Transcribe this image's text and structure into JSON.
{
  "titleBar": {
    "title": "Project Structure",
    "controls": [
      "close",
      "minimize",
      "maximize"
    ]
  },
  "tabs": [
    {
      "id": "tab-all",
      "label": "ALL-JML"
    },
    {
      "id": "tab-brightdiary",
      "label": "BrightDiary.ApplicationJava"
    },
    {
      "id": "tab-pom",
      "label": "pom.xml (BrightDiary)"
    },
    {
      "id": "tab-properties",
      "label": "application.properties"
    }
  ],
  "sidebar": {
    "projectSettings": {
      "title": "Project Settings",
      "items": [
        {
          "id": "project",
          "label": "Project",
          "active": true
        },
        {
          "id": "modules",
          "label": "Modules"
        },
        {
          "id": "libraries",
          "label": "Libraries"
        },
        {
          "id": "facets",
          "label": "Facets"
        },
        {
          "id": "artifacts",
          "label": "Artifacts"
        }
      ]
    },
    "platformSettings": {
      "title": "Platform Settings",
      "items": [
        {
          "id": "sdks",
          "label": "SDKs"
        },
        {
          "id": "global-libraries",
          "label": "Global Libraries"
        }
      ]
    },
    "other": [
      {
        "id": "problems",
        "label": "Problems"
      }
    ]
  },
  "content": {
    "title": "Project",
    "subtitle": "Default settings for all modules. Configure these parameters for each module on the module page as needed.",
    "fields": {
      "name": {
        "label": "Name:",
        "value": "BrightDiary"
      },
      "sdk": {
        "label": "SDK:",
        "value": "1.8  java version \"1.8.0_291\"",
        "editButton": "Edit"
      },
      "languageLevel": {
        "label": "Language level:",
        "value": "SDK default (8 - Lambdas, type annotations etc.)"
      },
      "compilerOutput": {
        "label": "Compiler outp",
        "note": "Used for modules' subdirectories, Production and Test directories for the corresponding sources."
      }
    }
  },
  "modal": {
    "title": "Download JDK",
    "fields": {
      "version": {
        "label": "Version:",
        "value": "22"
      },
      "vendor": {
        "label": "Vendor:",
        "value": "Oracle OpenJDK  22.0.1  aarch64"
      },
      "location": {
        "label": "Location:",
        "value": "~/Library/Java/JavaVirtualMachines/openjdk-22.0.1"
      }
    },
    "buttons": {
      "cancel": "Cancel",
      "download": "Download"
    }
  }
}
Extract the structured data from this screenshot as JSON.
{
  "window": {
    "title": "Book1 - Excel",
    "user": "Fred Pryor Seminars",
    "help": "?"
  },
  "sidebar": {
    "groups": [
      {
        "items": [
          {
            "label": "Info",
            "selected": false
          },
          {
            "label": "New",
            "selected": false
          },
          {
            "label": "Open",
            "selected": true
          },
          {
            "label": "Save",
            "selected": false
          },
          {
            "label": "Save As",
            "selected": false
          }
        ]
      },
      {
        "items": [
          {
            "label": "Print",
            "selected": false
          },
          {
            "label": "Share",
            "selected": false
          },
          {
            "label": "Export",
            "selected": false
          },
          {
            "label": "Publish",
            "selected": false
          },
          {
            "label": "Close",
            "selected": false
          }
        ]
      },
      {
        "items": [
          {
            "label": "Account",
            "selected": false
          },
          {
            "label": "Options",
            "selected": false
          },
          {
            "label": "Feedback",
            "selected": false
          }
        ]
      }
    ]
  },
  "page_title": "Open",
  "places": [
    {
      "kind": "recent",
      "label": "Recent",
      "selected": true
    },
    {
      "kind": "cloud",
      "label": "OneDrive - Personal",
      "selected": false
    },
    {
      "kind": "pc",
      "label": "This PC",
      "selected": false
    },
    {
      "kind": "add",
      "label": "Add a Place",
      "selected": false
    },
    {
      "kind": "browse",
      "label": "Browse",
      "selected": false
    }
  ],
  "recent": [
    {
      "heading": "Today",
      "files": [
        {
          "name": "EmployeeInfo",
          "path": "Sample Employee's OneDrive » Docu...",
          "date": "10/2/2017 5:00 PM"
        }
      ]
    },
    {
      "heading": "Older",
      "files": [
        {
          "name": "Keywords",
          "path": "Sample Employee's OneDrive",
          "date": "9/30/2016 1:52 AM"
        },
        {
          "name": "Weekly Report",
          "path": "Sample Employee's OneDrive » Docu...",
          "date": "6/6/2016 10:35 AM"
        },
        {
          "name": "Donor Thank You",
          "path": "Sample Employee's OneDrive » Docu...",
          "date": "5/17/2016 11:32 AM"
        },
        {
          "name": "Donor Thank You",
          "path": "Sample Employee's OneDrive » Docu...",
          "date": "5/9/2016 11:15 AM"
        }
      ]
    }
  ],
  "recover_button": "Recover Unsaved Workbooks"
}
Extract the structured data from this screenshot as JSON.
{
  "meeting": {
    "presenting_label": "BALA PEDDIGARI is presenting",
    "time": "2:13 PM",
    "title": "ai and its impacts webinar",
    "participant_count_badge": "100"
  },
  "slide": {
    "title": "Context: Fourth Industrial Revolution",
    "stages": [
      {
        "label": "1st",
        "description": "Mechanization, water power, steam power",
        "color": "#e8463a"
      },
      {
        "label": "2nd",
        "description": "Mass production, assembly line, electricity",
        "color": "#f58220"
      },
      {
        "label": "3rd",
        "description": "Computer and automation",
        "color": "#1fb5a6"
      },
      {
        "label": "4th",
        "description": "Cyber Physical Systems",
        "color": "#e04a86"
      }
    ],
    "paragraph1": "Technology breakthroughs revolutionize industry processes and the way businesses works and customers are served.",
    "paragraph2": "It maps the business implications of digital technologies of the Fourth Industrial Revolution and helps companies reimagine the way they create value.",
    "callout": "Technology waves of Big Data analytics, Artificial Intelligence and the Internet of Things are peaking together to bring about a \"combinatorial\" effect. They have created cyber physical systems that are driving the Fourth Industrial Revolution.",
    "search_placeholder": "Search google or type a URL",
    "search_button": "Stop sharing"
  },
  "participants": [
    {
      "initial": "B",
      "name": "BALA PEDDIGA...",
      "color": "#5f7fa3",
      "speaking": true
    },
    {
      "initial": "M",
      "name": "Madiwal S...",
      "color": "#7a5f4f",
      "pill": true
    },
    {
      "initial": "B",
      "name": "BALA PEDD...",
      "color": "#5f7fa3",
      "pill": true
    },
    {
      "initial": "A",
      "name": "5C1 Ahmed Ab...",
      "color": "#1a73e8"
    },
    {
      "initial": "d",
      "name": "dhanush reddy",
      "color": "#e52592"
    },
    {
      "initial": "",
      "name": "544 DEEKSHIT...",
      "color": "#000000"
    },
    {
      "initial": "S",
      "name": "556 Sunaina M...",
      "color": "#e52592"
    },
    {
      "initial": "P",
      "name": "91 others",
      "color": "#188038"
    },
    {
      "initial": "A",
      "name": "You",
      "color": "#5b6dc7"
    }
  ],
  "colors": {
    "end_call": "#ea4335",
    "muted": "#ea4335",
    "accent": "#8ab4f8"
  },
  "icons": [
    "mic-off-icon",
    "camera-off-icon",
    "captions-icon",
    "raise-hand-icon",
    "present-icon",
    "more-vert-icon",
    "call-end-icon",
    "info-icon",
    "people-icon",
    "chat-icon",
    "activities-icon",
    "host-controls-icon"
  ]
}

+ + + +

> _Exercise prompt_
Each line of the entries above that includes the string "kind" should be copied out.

> _Result of the task_
      "kind": "recent",
      "kind": "cloud",
      "kind": "pc",
      "kind": "add",
      "kind": "browse",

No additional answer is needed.